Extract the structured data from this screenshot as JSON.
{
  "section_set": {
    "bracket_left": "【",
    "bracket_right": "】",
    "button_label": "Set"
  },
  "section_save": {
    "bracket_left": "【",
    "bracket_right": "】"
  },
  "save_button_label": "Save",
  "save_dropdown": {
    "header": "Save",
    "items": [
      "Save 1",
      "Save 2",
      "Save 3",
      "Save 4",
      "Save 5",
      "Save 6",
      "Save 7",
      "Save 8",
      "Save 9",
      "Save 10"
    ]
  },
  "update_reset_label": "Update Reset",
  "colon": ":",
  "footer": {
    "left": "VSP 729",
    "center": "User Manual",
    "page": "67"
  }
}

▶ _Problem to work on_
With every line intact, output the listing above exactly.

▶ _Response to the exercise_
Extract the structured data from this screenshot as JSON.
{
  "section_set": {
    "bracket_left": "【",
    "bracket_right": "】",
    "button_label": "Set"
  },
  "section_save": {
    "bracket_left": "【",
    "bracket_right": "】"
  },
  "save_button_label": "Save",
  "save_dropdown": {
    "header": "Save",
    "items": [
      "Save 1",
      "Save 2",
      "Save 3",
      "Save 4",
      "Save 5",
      "Save 6",
      "Save 7",
      "Save 8",
      "Save 9",
      "Save 10"
    ]
  },
  "update_reset_label": "Update Reset",
  "colon": ":",
  "footer": {
    "left": "VSP 729",
    "center": "User Manual",
    "page": "67"
  }
}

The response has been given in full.